-------- Provided records --------

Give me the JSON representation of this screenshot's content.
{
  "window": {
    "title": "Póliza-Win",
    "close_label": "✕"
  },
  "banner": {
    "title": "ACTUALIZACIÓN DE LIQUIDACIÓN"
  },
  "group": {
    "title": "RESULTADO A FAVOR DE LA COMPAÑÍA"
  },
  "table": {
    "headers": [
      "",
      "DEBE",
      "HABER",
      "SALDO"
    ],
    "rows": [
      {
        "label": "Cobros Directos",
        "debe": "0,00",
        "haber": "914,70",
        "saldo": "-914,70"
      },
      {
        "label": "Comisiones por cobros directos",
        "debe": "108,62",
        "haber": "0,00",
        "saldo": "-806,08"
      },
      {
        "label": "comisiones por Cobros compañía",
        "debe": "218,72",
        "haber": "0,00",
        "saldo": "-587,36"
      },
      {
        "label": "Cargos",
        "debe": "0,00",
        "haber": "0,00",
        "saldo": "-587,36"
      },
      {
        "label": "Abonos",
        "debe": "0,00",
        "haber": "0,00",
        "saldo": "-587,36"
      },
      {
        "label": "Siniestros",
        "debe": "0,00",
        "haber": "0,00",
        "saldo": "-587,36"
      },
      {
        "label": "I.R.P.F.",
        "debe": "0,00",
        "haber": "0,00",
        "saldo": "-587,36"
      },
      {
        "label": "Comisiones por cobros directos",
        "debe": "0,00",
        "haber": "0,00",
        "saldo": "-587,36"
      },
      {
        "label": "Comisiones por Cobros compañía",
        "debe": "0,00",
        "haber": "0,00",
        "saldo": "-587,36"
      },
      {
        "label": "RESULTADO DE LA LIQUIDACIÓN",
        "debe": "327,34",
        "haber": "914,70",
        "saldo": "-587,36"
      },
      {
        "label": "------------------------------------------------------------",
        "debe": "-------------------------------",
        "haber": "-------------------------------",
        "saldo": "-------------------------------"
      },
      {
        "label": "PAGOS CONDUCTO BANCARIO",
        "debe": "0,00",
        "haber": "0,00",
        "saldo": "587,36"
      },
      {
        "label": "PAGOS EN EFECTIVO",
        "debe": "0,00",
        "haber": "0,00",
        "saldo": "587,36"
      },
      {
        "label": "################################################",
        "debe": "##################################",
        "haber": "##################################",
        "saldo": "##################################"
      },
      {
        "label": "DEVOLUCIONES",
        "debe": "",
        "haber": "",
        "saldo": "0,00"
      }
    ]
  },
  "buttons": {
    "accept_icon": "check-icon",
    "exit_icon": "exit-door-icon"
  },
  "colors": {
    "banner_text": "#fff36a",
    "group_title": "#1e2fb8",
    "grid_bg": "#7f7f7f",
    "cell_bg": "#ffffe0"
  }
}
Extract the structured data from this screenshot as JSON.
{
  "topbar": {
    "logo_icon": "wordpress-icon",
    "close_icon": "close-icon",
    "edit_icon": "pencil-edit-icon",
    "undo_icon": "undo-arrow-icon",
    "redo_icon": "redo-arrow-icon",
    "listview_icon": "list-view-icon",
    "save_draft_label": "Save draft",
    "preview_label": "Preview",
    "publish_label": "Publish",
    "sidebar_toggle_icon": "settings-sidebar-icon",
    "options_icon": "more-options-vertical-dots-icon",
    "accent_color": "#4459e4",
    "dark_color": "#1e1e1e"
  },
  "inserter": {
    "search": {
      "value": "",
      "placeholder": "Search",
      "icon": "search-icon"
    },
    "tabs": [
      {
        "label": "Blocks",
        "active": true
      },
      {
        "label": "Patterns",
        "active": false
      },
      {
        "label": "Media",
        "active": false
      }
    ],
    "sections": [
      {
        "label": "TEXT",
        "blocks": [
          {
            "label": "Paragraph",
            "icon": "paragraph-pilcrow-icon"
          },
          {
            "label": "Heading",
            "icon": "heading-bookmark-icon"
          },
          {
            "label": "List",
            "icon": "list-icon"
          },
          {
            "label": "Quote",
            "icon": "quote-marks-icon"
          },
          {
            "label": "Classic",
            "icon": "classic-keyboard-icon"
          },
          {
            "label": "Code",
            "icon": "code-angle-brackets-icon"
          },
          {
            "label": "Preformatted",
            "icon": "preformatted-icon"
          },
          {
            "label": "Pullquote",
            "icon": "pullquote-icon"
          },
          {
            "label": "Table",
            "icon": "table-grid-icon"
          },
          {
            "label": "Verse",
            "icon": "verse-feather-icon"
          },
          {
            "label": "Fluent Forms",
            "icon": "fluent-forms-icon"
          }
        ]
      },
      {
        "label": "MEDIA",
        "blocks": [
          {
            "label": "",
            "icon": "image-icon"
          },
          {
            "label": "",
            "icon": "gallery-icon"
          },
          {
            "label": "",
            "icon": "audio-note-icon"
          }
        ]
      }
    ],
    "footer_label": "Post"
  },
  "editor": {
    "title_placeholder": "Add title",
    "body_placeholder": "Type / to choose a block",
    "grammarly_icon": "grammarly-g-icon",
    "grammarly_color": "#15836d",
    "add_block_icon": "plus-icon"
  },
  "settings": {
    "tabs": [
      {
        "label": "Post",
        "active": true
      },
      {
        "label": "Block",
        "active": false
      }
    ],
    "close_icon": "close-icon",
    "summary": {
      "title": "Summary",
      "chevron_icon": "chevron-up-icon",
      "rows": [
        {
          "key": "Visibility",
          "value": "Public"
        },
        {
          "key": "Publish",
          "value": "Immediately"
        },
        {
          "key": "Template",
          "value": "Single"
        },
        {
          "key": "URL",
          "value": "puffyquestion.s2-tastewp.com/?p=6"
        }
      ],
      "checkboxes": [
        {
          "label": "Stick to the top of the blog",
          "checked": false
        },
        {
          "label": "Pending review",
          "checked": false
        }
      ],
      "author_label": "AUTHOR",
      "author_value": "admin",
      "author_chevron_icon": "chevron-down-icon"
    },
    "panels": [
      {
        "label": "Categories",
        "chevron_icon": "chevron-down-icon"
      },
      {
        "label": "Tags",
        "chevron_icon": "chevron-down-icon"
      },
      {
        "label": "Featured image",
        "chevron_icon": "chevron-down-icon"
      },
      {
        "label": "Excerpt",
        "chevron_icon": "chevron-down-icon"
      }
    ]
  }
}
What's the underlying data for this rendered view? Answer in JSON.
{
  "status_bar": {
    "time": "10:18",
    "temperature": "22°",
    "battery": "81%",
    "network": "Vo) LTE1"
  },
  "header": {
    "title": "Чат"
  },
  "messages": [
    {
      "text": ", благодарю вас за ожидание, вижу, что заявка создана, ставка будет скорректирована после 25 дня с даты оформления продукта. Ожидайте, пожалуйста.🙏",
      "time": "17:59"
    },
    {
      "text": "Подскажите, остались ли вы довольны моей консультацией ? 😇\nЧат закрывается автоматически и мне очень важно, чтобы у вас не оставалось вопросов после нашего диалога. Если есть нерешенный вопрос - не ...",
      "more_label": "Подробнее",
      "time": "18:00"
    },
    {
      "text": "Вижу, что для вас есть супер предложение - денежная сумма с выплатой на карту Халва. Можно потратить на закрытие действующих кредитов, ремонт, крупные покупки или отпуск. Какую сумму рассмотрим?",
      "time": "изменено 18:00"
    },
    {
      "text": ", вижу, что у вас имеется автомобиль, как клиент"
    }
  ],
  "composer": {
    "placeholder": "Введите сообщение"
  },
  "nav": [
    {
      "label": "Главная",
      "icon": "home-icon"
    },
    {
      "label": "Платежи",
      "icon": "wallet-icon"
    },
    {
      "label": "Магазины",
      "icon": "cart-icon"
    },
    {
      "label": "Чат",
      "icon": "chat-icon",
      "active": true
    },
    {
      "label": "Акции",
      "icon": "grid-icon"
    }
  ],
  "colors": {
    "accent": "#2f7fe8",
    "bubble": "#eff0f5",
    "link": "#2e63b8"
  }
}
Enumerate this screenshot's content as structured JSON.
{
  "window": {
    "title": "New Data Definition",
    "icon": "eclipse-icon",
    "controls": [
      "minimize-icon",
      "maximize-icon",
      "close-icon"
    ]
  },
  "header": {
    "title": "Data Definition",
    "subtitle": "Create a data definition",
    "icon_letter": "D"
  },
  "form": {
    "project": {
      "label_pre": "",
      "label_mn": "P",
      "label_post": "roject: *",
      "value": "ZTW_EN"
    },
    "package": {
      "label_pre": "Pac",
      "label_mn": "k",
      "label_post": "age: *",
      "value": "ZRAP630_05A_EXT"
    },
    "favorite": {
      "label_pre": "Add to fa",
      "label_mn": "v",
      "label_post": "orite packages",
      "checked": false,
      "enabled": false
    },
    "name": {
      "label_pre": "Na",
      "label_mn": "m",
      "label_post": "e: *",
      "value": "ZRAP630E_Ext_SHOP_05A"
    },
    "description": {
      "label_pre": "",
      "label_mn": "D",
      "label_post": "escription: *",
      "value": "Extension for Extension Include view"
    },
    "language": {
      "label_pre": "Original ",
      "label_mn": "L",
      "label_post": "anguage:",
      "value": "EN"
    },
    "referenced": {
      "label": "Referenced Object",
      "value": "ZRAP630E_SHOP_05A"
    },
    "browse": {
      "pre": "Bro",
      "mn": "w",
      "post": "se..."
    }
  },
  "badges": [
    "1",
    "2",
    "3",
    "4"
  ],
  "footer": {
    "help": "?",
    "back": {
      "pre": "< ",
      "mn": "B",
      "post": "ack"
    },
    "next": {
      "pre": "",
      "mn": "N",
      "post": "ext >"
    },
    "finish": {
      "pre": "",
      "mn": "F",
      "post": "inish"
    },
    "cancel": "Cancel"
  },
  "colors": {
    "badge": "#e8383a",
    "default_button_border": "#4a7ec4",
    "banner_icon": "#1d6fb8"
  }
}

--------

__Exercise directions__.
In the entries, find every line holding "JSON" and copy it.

__Expected output__.
Give me the JSON representation of this screenshot's content.
Extract the structured data from this screenshot as JSON.
What's the underlying data for this rendered view? Answer in JSON.
Enumerate this screenshot's content as structured JSON.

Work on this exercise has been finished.